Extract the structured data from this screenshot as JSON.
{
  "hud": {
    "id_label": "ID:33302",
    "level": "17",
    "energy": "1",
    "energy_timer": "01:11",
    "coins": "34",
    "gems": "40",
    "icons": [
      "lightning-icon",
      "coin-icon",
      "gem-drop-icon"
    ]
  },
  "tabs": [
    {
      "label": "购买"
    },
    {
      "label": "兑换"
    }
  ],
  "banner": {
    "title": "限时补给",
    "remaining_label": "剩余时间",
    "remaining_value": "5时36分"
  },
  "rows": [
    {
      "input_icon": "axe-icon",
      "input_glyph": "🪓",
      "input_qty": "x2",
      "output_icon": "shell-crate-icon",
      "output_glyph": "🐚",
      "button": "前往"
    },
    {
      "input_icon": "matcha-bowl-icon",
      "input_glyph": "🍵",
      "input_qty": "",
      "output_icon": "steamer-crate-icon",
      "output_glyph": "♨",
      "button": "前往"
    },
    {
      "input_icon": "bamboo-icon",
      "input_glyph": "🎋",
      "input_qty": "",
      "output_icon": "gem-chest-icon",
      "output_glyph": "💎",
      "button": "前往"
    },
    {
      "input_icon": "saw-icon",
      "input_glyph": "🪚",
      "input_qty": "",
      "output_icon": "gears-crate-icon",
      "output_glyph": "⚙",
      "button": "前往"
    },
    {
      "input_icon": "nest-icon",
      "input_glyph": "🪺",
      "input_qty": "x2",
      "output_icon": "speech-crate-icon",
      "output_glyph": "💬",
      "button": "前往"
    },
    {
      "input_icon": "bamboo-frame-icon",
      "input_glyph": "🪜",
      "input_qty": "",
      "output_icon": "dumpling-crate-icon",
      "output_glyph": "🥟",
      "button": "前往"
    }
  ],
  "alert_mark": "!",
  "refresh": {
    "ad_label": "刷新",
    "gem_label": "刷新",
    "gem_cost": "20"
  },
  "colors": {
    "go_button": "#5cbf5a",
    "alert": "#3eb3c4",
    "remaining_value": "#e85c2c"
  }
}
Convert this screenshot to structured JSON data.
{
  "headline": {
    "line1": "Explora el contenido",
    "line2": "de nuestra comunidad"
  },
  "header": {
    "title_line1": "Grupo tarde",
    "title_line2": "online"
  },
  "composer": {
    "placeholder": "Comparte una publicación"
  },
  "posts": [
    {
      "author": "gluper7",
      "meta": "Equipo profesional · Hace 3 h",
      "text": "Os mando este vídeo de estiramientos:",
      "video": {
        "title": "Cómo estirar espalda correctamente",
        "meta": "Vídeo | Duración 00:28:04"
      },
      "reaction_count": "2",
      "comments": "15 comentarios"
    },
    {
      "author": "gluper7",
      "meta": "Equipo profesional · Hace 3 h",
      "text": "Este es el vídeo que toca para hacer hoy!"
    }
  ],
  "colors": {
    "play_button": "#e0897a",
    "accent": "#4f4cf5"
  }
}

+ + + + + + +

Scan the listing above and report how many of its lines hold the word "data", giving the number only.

2